(Web page and app entries)
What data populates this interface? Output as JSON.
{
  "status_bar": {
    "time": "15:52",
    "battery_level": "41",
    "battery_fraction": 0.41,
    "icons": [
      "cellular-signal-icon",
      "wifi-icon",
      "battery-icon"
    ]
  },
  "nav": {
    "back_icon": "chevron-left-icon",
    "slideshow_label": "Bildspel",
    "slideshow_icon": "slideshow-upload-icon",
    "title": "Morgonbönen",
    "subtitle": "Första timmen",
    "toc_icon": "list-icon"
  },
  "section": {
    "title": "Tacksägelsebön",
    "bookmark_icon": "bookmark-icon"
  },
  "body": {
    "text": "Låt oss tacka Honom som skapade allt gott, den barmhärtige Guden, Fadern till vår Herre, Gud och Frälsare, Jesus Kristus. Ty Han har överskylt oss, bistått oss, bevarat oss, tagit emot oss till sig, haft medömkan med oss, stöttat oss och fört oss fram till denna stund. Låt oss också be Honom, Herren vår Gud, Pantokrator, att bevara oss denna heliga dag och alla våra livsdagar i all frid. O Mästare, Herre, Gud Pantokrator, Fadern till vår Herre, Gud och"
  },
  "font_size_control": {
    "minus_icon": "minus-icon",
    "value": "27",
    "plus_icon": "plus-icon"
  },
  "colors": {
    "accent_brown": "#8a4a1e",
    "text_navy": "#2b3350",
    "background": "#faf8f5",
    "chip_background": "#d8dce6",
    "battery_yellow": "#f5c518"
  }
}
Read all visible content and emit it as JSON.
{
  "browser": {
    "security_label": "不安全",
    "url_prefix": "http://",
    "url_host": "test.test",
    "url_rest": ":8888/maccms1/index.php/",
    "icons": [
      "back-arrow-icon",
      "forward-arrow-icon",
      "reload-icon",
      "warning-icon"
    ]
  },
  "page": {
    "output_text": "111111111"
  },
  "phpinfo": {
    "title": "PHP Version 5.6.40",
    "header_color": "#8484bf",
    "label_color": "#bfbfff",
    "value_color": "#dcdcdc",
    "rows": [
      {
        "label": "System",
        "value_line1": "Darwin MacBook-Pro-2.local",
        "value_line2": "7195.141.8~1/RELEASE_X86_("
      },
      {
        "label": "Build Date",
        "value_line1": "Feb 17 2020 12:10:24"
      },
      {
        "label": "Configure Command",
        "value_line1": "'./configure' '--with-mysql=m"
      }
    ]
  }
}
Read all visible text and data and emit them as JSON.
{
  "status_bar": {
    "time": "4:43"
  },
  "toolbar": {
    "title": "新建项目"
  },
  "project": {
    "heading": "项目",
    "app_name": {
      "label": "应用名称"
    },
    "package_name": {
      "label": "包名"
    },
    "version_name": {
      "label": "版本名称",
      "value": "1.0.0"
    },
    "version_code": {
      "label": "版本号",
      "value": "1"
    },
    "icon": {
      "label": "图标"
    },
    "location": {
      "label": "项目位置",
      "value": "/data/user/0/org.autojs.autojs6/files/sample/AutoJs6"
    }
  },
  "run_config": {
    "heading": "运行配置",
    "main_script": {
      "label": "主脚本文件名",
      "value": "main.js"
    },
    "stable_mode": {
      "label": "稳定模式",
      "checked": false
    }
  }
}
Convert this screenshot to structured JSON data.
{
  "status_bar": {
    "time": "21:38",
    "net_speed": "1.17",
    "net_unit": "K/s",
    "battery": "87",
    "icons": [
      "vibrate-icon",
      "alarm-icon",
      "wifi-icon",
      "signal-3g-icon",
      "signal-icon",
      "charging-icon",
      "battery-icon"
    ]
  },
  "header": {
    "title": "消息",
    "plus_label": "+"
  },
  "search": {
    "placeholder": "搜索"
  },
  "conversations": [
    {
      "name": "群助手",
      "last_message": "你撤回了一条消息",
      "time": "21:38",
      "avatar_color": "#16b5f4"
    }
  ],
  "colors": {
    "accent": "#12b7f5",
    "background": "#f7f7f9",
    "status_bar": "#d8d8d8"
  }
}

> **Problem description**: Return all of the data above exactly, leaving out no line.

> **Result of this task**:
What data populates this interface? Output as JSON.
{
  "status_bar": {
    "time": "15:52",
    "battery_level": "41",
    "battery_fraction": 0.41,
    "icons": [
      "cellular-signal-icon",
      "wifi-icon",
      "battery-icon"
    ]
  },
  "nav": {
    "back_icon": "chevron-left-icon",
    "slideshow_label": "Bildspel",
    "slideshow_icon": "slideshow-upload-icon",
    "title": "Morgonbönen",
    "subtitle": "Första timmen",
    "toc_icon": "list-icon"
  },
  "section": {
    "title": "Tacksägelsebön",
    "bookmark_icon": "bookmark-icon"
  },
  "body": {
    "text": "Låt oss tacka Honom som skapade allt gott, den barmhärtige Guden, Fadern till vår Herre, Gud och Frälsare, Jesus Kristus. Ty Han har överskylt oss, bistått oss, bevarat oss, tagit emot oss till sig, haft medömkan med oss, stöttat oss och fört oss fram till denna stund. Låt oss också be Honom, Herren vår Gud, Pantokrator, att bevara oss denna heliga dag och alla våra livsdagar i all frid. O Mästare, Herre, Gud Pantokrator, Fadern till vår Herre, Gud och"
  },
  "font_size_control": {
    "minus_icon": "minus-icon",
    "value": "27",
    "plus_icon": "plus-icon"
  },
  "colors": {
    "accent_brown": "#8a4a1e",
    "text_navy": "#2b3350",
    "background": "#faf8f5",
    "chip_background": "#d8dce6",
    "battery_yellow": "#f5c518"
  }
}
Read all visible content and emit it as JSON.
{
  "browser": {
    "security_label": "不安全",
    "url_prefix": "http://",
    "url_host": "test.test",
    "url_rest": ":8888/maccms1/index.php/",
    "icons": [
      "back-arrow-icon",
      "forward-arrow-icon",
      "reload-icon",
      "warning-icon"
    ]
  },
  "page": {
    "output_text": "111111111"
  },
  "phpinfo": {
    "title": "PHP Version 5.6.40",
    "header_color": "#8484bf",
    "label_color": "#bfbfff",
    "value_color": "#dcdcdc",
    "rows": [
      {
        "label": "System",
        "value_line1": "Darwin MacBook-Pro-2.local",
        "value_line2": "7195.141.8~1/RELEASE_X86_("
      },
      {
        "label": "Build Date",
        "value_line1": "Feb 17 2020 12:10:24"
      },
      {
        "label": "Configure Command",
        "value_line1": "'./configure' '--with-mysql=m"
      }
    ]
  }
}
Read all visible text and data and emit them as JSON.
{
  "status_bar": {
    "time": "4:43"
  },
  "toolbar": {
    "title": "新建项目"
  },
  "project": {
    "heading": "项目",
    "app_name": {
      "label": "应用名称"
    },
    "package_name": {
      "label": "包名"
    },
    "version_name": {
      "label": "版本名称",
      "value": "1.0.0"
    },
    "version_code": {
      "label": "版本号",
      "value": "1"
    },
    "icon": {
      "label": "图标"
    },
    "location": {
      "label": "项目位置",
      "value": "/data/user/0/org.autojs.autojs6/files/sample/AutoJs6"
    }
  },
  "run_config": {
    "heading": "运行配置",
    "main_script": {
      "label": "主脚本文件名",
      "value": "main.js"
    },
    "stable_mode": {
      "label": "稳定模式",
      "checked": false
    }
  }
}
Convert this screenshot to structured JSON data.
{
  "status_bar": {
    "time": "21:38",
    "net_speed": "1.17",
    "net_unit": "K/s",
    "battery": "87",
    "icons": [
      "vibrate-icon",
      "alarm-icon",
      "wifi-icon",
      "signal-3g-icon",
      "signal-icon",
      "charging-icon",
      "battery-icon"
    ]
  },
  "header": {
    "title": "消息",
    "plus_label": "+"
  },
  "search": {
    "placeholder": "搜索"
  },
  "conversations": [
    {
      "name": "群助手",
      "last_message": "你撤回了一条消息",
      "time": "21:38",
      "avatar_color": "#16b5f4"
    }
  ],
  "colors": {
    "accent": "#12b7f5",
    "background": "#f7f7f9",
    "status_bar": "#d8d8d8"
  }
}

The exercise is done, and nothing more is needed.